**TASK REQUIREMENTS:**
The response must contain every line below in which "number" appears.
*** DATA FOR THIS TASK ***
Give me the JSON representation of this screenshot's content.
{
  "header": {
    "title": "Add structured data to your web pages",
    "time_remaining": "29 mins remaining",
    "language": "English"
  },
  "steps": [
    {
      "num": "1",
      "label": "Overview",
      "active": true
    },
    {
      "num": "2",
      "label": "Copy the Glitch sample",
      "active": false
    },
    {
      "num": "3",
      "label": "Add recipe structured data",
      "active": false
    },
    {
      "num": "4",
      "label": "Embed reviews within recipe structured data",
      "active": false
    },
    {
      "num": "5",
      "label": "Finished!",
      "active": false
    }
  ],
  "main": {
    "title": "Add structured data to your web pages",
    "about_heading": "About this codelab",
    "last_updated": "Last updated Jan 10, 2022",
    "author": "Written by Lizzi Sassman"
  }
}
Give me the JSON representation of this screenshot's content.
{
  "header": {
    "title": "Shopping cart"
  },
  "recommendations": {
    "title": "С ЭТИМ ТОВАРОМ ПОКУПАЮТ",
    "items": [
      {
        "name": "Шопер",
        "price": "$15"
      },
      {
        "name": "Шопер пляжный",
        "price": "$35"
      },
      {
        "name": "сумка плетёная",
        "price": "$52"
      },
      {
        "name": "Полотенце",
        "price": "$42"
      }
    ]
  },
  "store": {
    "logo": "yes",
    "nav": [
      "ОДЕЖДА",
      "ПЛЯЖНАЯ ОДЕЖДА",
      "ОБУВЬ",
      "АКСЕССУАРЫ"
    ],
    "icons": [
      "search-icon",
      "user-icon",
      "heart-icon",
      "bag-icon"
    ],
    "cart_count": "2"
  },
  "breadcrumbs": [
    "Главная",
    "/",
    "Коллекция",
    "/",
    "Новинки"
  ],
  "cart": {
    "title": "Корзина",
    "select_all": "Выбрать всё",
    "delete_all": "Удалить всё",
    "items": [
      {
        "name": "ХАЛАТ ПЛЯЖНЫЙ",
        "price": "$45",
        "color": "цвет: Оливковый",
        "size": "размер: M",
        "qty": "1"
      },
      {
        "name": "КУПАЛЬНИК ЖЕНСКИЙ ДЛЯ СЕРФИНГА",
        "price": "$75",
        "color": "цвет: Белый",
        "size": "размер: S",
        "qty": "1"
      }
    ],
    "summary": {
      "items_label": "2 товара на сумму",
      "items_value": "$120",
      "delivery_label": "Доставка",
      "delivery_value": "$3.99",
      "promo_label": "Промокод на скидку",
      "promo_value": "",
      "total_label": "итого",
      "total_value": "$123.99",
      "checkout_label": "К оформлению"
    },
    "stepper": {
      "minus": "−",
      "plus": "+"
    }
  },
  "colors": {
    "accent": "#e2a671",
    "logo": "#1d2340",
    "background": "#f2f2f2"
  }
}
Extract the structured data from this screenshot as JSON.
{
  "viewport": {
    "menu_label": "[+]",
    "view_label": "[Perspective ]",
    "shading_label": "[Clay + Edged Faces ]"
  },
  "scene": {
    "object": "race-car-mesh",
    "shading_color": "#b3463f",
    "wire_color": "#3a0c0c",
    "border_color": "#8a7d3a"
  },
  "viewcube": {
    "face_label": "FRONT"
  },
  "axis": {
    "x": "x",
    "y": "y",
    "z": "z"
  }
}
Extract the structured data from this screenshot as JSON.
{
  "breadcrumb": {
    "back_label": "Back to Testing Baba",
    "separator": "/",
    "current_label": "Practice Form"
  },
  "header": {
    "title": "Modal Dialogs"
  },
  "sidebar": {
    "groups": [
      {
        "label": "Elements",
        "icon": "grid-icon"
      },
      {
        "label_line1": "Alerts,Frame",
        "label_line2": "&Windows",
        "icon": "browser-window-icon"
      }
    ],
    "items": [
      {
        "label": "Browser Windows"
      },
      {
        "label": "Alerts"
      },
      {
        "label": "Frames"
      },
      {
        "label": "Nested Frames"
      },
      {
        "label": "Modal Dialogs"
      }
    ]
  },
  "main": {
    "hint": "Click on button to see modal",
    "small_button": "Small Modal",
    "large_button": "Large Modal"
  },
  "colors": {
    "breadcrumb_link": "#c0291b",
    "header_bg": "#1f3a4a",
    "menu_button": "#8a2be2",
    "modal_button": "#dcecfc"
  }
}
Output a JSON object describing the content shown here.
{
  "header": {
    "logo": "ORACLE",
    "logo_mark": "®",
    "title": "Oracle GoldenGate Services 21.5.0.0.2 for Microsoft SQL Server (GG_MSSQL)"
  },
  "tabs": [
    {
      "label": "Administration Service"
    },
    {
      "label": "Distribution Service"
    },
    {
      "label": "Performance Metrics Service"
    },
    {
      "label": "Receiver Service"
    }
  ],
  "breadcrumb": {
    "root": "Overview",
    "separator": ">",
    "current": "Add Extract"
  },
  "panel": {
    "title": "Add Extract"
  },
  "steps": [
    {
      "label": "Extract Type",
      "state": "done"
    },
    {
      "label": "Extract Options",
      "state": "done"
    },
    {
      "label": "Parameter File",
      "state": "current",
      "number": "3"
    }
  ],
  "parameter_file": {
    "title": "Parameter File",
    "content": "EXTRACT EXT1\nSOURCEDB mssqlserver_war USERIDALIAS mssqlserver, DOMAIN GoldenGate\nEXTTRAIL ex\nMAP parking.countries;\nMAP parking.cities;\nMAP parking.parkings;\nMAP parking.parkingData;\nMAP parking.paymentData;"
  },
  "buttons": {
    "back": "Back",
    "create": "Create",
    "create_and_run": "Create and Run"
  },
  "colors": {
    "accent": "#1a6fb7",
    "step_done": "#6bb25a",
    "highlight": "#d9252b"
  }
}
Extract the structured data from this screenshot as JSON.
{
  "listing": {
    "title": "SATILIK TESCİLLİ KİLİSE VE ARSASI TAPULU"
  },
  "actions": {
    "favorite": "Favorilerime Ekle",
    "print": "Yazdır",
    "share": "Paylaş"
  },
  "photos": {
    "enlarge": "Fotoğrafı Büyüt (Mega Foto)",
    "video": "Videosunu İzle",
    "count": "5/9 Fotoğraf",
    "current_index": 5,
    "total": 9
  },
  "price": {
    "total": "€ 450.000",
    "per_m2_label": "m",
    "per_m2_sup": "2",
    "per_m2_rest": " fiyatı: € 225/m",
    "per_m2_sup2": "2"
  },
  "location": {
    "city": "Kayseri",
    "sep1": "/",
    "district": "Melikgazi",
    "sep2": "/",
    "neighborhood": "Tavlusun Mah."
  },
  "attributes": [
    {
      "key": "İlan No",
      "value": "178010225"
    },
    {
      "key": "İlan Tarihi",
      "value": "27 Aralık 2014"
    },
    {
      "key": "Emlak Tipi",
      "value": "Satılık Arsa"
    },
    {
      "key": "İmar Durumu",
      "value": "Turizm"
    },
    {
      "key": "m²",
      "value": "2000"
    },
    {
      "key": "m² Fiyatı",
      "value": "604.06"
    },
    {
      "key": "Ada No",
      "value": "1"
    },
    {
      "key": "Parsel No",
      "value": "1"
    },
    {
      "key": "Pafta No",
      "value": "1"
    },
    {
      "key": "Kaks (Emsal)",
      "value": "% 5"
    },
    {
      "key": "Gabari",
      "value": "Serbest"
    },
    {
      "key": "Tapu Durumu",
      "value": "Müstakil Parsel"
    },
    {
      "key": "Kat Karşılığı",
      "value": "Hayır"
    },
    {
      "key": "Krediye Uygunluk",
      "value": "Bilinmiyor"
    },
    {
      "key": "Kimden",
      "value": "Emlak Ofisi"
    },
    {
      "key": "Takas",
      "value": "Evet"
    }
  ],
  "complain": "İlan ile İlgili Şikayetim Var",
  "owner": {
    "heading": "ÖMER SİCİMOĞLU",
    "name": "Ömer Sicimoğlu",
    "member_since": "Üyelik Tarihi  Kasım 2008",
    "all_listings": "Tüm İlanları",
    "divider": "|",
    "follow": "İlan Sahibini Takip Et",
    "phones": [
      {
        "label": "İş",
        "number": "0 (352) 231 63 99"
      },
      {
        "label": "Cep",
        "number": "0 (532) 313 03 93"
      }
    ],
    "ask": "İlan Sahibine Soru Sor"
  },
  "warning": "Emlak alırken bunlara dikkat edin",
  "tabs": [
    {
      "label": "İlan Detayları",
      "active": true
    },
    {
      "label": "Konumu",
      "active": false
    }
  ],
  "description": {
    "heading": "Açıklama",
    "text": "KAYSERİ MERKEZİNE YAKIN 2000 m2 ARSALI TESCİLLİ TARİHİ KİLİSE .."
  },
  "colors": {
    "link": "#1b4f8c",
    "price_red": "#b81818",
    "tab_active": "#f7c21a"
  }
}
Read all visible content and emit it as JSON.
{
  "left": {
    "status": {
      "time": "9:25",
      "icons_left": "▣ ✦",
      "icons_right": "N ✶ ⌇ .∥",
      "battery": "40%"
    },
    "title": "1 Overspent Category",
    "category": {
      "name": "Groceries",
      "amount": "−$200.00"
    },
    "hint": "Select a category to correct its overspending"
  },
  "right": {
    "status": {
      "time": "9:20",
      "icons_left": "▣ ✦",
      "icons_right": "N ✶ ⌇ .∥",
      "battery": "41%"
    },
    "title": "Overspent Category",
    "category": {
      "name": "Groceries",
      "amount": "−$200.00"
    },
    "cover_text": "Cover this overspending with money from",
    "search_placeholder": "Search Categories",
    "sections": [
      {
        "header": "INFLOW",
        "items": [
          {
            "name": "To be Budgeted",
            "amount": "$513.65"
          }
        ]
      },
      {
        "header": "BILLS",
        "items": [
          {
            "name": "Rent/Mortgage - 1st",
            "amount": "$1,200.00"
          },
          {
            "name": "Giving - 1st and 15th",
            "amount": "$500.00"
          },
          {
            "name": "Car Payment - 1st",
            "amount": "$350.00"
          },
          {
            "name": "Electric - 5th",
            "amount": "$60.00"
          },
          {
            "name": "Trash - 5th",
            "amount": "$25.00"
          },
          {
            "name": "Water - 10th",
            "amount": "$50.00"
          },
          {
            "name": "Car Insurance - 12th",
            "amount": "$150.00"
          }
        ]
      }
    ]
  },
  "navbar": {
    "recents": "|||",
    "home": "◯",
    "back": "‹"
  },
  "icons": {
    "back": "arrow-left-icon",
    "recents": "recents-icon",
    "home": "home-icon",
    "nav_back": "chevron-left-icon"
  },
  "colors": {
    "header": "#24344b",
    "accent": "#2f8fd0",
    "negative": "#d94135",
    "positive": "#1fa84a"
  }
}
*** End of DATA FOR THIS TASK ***
**OUTPUT FOR THIS EXERCISE:**
      "number": "3"
        "number": "0 (352) 231 63 99"
        "number": "0 (532) 313 03 93"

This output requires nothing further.